In coastal dunes, influenced by anthropogenic activities such as tourism, it is important to determine the relative influence of environmental factors at different spatial scales to evaluate the sensitivity of local communities to disturbances. We analyzed beetle communities of 14 dunes of the French Mediterranean coast: four in the relatively preserved Camargue area, and ten in the Var department, where tourism is intensive. Beetle communities were studied three times in early spring using sand sampling. Species-environment relationships were evaluated at the regional, landscape and local scale using redundancy analysis (RDA) and variability partitioning. About 28 species were identified, of which 15 were sand-specialist species, which accounted for more than 93% of total abundance. The beetle communities of Camargue were significantly different from those of the Var department owing to the pullulation of a Tenebrionid species (Trachyscelis aphodioides Latr.) in the Var, except for one restored dune where the community was very similar to those of Camargue. Our results showed no longitudinal gradient between the two regions.
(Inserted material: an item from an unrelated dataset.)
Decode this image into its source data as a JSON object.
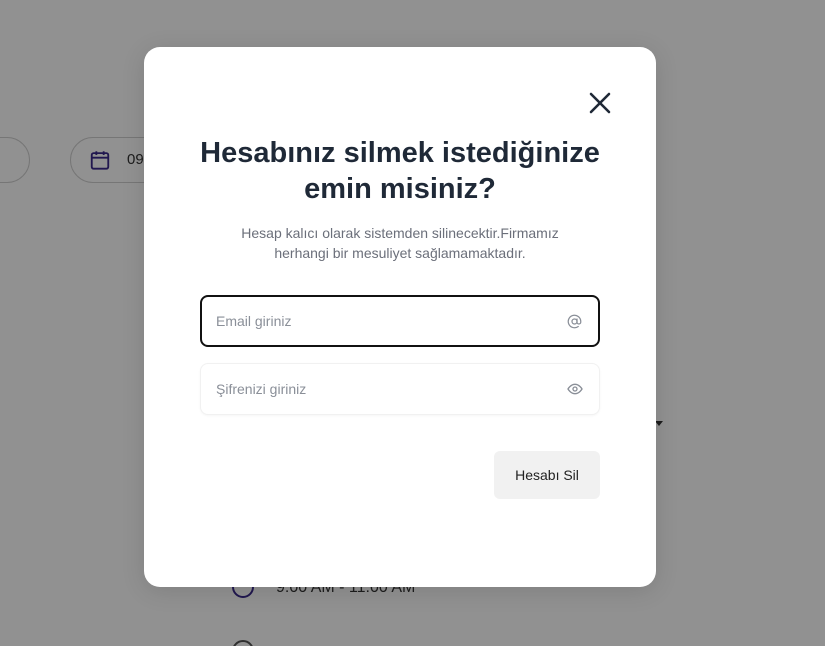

Local factors (dune height, preservation and disturbance index) significantly explained most of the variation in the dominance of T. aphodioides, while some other local factors were important for other psammophilous species. This study also suggests that dune beetle communities are strongly affected on beaches intensively managed for tourism, but beetles are still abundant in much disturbed sites.
- arthropod communities
- sandy beach